Ten million dollars could find the answer to the algae crisis.
The Everglades Foundation's CEO Eric Eikenberg toured some of the hardest hit areas in Martin County.
Eikenberg hopes he has an incentive that will help us get rid of the toxic algae and it starts a week and a half from now.
The foundation will launch a worldwide contest on July 21.
A 10 million dollar prize goes to the winner.
MIAMI HERALD: July 11, 2016. Written by Mary Ellen Klas
Fifteen years after Jeb Bush and Bill Clinton reached a landmark accord to revive the Everglades, billions of dollars have been spent but not much marsh has been restored, and the River of Grass continues to cycle through the same familiar struggles.
Disastrous algae blooms foul coastal estuaries. Seagrass die-offs plague Florida Bay. High water threatens the Lake Okeechobee dike. Everglades marshes drown under too much water or wither under too little. All the ecological crises of this summer are just déjà vu, all over again.
PALM BEACH POST: July 13, 2016. Editorial
The algal blooms now covering some 200 square miles of Lake Okeechobee are proof that there’s nothing like a crisis to get politicians saying the right things.
It’s good to see, for example, Florida Sens. Bill Nelson and Marco Rubio make a bipartisan pitch to immediately vote on a federal water bill that would help pay for repairs to the leaky Herbert Hoover Dike surrounding Lake O.
It’s good to see Gov. Rick Scott proposing to put money in next year’s budget to reduce the use of septic systems and seeking a federal disaster declaration.
HATCH MAG: July 11, 2016. Written by Chad Shmukler
Over the years, we've tried to provide you with innumerous reasons to care about Florida's Everglades. Its value as a world-class fishery is historic. We've introduced you to snook fishing near Chokoloskee and to chasing redfish, black drum, sharks, jack crevalle and tarpon near Flamingo and Alligator Alley. But the worth of the Everglades extends well beyond that of its fishery, it is the one of the most beautiful and biologically diverse ecosystems found anywhere on the planet, is the cornerstone of south Florida's economy, and is a source of drinking water for 8 million people.
TC PALM: July 8, 2016. Written by Tyler Treadway
It's the lake, stupid.
They say pictures don't lie, and that's never been more true in settling the argument over what caused the St. Lucie River algae crisis: Lake Okeechobee discharges or septic systems.
NASA satellite photography has tracked a massive algae bloom in the lake since early May. Videos and photographs by news organizations, including Treasure Coast Newspapers/TCPalm.com, also clearly show bright green algae flowing out of the lake, along the C-44 (St. Lucie) Canal and into the river.
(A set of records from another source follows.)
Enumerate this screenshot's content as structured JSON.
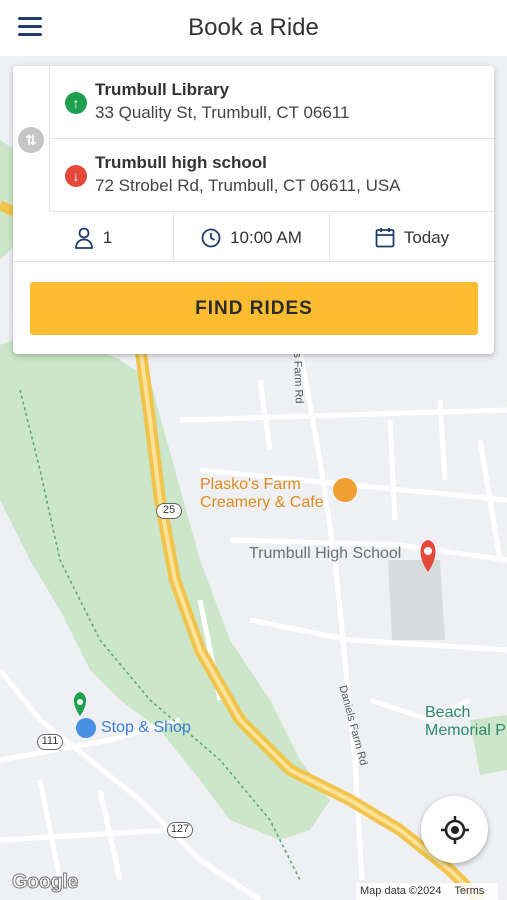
{
  "header": {
    "title": "Book a Ride",
    "menu_icon": "hamburger-menu-icon"
  },
  "trip": {
    "pickup": {
      "name": "Trumbull Library",
      "address": "33 Quality St, Trumbull, CT 06611",
      "icon": "arrow-up-icon",
      "color": "#1fa04e"
    },
    "dropoff": {
      "name": "Trumbull high school",
      "address": "72 Strobel Rd, Trumbull, CT 06611, USA",
      "icon": "arrow-down-icon",
      "color": "#e3483b"
    },
    "swap_icon": "swap-vertical-icon",
    "passengers": "1",
    "time": "10:00 AM",
    "date": "Today",
    "find_label": "FIND RIDES",
    "accent": "#fbbc32"
  },
  "map": {
    "places": {
      "farm": "Plasko's Farm\nCreamery & Cafe",
      "school": "Trumbull High School",
      "store": "Stop & Shop",
      "beach": "Beach\nMemorial P"
    },
    "roads": {
      "farm_rd_north": "s Farm Rd",
      "farm_rd_south": "Daniels Farm Rd"
    },
    "route_shields": [
      "25",
      "111",
      "127"
    ],
    "logo": "Google",
    "map_data": "Map data ©2024",
    "terms": "Terms"
  }
}
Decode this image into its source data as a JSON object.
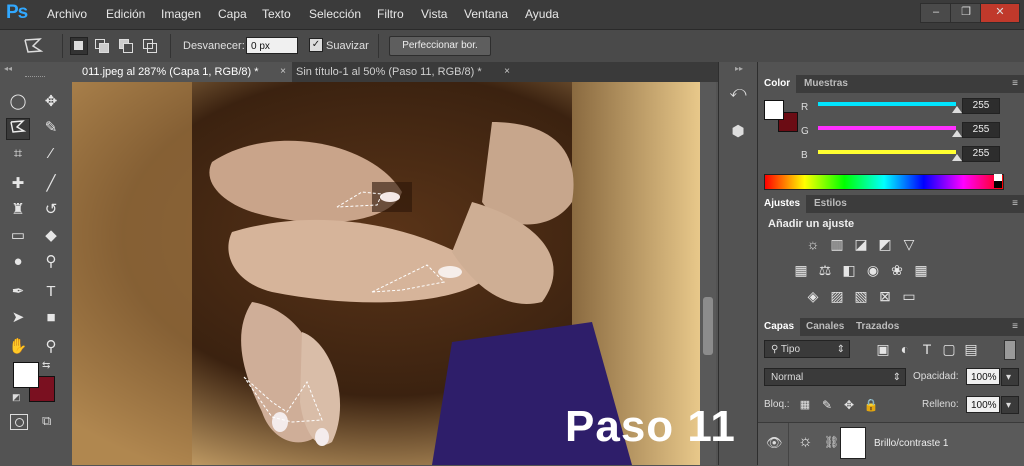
{
  "app": {
    "logo": "Ps"
  },
  "menu": [
    "Archivo",
    "Edición",
    "Imagen",
    "Capa",
    "Texto",
    "Selección",
    "Filtro",
    "Vista",
    "Ventana",
    "Ayuda"
  ],
  "window_controls": {
    "minimize": "–",
    "restore": "❐",
    "close": "✕"
  },
  "options_bar": {
    "feather_label": "Desvanecer:",
    "feather_value": "0 px",
    "smooth_label": "Suavizar",
    "refine_label": "Perfeccionar bor."
  },
  "doc_tabs": [
    {
      "label": "011.jpeg al 287% (Capa 1, RGB/8) *",
      "close": "×"
    },
    {
      "label": "Sin título-1 al 50% (Paso 11, RGB/8) *",
      "close": "×"
    }
  ],
  "colors": {
    "foreground": "#ffffff",
    "background": "#6b0c14",
    "swatch_fg": "#ffffff",
    "swatch_bg": "#7a1020"
  },
  "color_panel": {
    "tabs": [
      "Color",
      "Muestras"
    ],
    "channels": [
      {
        "label": "R",
        "value": "255",
        "color": "#00e5ff"
      },
      {
        "label": "G",
        "value": "255",
        "color": "#ff30ff"
      },
      {
        "label": "B",
        "value": "255",
        "color": "#ffff30"
      }
    ]
  },
  "adjust_panel": {
    "tabs": [
      "Ajustes",
      "Estilos"
    ],
    "heading": "Añadir un ajuste"
  },
  "layers_panel": {
    "tabs": [
      "Capas",
      "Canales",
      "Trazados"
    ],
    "filter": "Tipo",
    "blend_mode": "Normal",
    "opacity_label": "Opacidad:",
    "opacity_value": "100%",
    "lock_label": "Bloq.:",
    "fill_label": "Relleno:",
    "fill_value": "100%",
    "layer_name": "Brillo/contraste 1"
  },
  "overlay_text": "Paso 11"
}
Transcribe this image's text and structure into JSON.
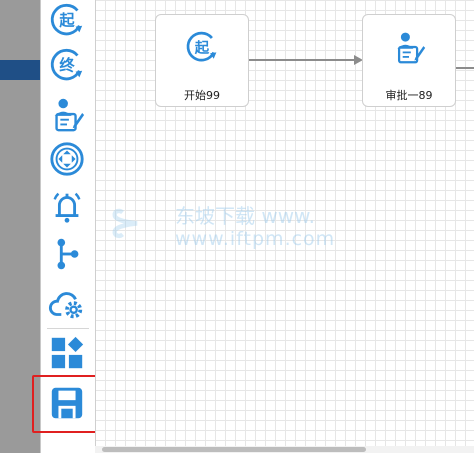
{
  "palette": {
    "items": [
      {
        "name": "start-node-tool",
        "icon": "start-node-icon",
        "glyph": "起"
      },
      {
        "name": "end-node-tool",
        "icon": "end-node-icon",
        "glyph": "终"
      },
      {
        "name": "approval-node-tool",
        "icon": "approval-node-icon",
        "glyph": ""
      },
      {
        "name": "gateway-node-tool",
        "icon": "gateway-node-icon",
        "glyph": ""
      },
      {
        "name": "notify-node-tool",
        "icon": "bell-icon",
        "glyph": ""
      },
      {
        "name": "branch-node-tool",
        "icon": "branch-icon",
        "glyph": ""
      },
      {
        "name": "service-node-tool",
        "icon": "cloud-gear-icon",
        "glyph": ""
      },
      {
        "name": "components-tool",
        "icon": "components-icon",
        "glyph": ""
      },
      {
        "name": "save-tool",
        "icon": "save-icon",
        "glyph": ""
      }
    ]
  },
  "nodes": {
    "start": {
      "label": "开始99",
      "glyph": "起",
      "icon": "start-node-icon"
    },
    "approval": {
      "label": "审批一89",
      "icon": "approval-node-icon"
    }
  },
  "watermark": {
    "line1": "东坡下载 www.",
    "line2": "www.iftpm.com"
  },
  "colors": {
    "accent": "#2b8ad8",
    "highlight": "#e02020",
    "grid": "#e6e6e6"
  }
}
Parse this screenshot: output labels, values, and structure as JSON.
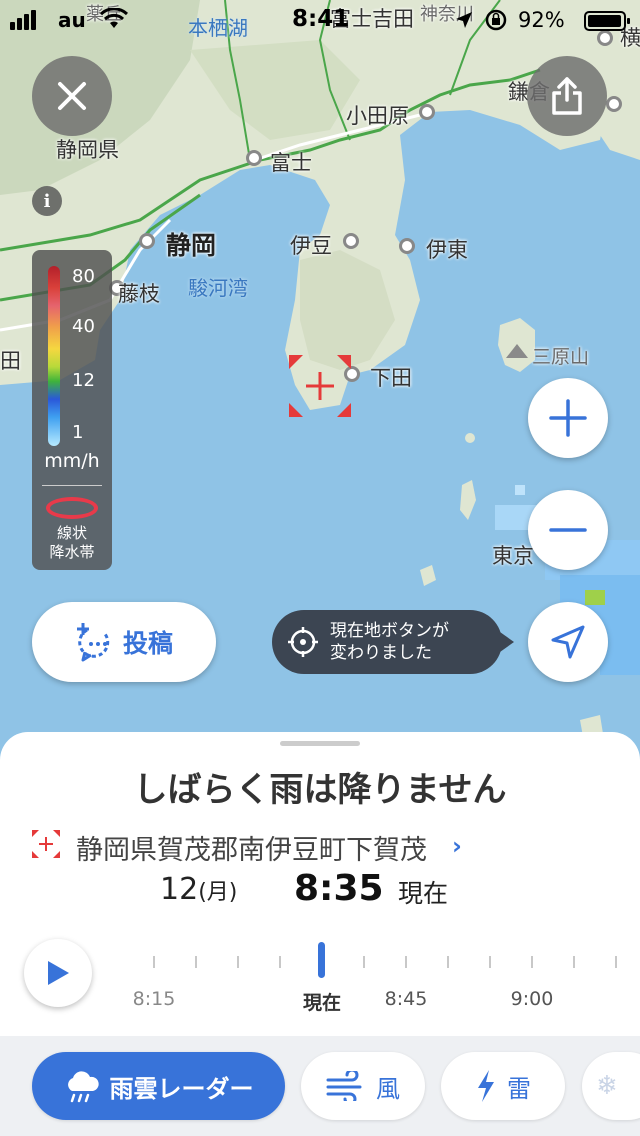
{
  "status_bar": {
    "carrier": "au",
    "time": "8:41",
    "battery": "92%"
  },
  "map": {
    "labels": {
      "shizuoka_pref": "静岡県",
      "shizuoka": "静岡",
      "fujieda": "藤枝",
      "suruga_bay": "駿河湾",
      "fuji": "富士",
      "odawara": "小田原",
      "izu": "伊豆",
      "ito": "伊東",
      "shimoda": "下田",
      "mihara": "三原山",
      "kamakura": "鎌倉",
      "motosu": "本栖湖",
      "fujiyoshida": "富士吉田",
      "tokyo": "東京",
      "hiratsuka_partial": "神奈川",
      "ta_partial": "田",
      "yokohama_partial": "横",
      "top_partial": "薬丘"
    }
  },
  "legend": {
    "ticks": [
      "80",
      "40",
      "12",
      "1"
    ],
    "unit": "mm/h",
    "line_label": "線状\n降水帯"
  },
  "post_button": {
    "label": "投稿"
  },
  "tooltip": {
    "text": "現在地ボタンが\n変わりました"
  },
  "sheet": {
    "headline": "しばらく雨は降りません",
    "address": "静岡県賀茂郡南伊豆町下賀茂",
    "date_day": "12",
    "date_weekday": "(月)",
    "time": "8:35",
    "now_label": "現在",
    "timeline": [
      "8:15",
      "現在",
      "8:45",
      "9:00"
    ]
  },
  "tabs": [
    {
      "label": "雨雲レーダー",
      "icon": "rain-cloud-icon"
    },
    {
      "label": "風",
      "icon": "wind-icon"
    },
    {
      "label": "雷",
      "icon": "lightning-icon"
    },
    {
      "label": "",
      "icon": "snow-icon"
    }
  ],
  "colors": {
    "accent": "#3873d9",
    "sea": "#8fc3e6",
    "land": "#dfe6d2",
    "marker": "#e53a3a"
  }
}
PALM BEACH POST: July 8, 2016. Written by Kimberly Miller and Jennifer Sorentrue
The massive algae bloom floating in Lake Okeechobee has grown substantially over the past month, and some environmentalists now estimate the blue-green slime covers more than a quarter of the lake’s surface.
Stephen Davis, a wetland ecologist for the Everglades Foundation, on Friday said the lake’s algae bloom measures roughly 200 square miles — a 500 percent increase from May, when the bloom was measured at 33 square miles.
The Florida Oceanographic Society, based in Stuart, used a July 2 NASA satellite image to estimate that the algae bloom has spread to about 239 square miles.
FORBES: How corruption caused a toxic water crisis in Florida. Created by Ed Hall
The massive, toxic algae bloom currently swirling around the peninsula of Florida has its origins in an ongoing cycle of political manipulations, kickbacks, loosening of environmental and water regulations, an aging water-transfer infrastructure in and around Lake Okeechobee, and a Governor in the pocket of Big Sugar. It all adds up to one vicious chain, and guess who gets to foot the bill.
FLORIDA TIMES-UNION: July 5, 2016. Written by Ron Littlepage
The world now knows how shabbily we in Florida have treated the precious gifts of nature we were given. For several days running, news reports and headlines have exposed the state’s dirty secret of how we have fouled our own nest.
USA Today’s description of the St. Lucie River: “Thick toxic blooms that are ruining the river’s ecology, devastating water-related businesses and that could potentially cause health problems for those in contact with the water.”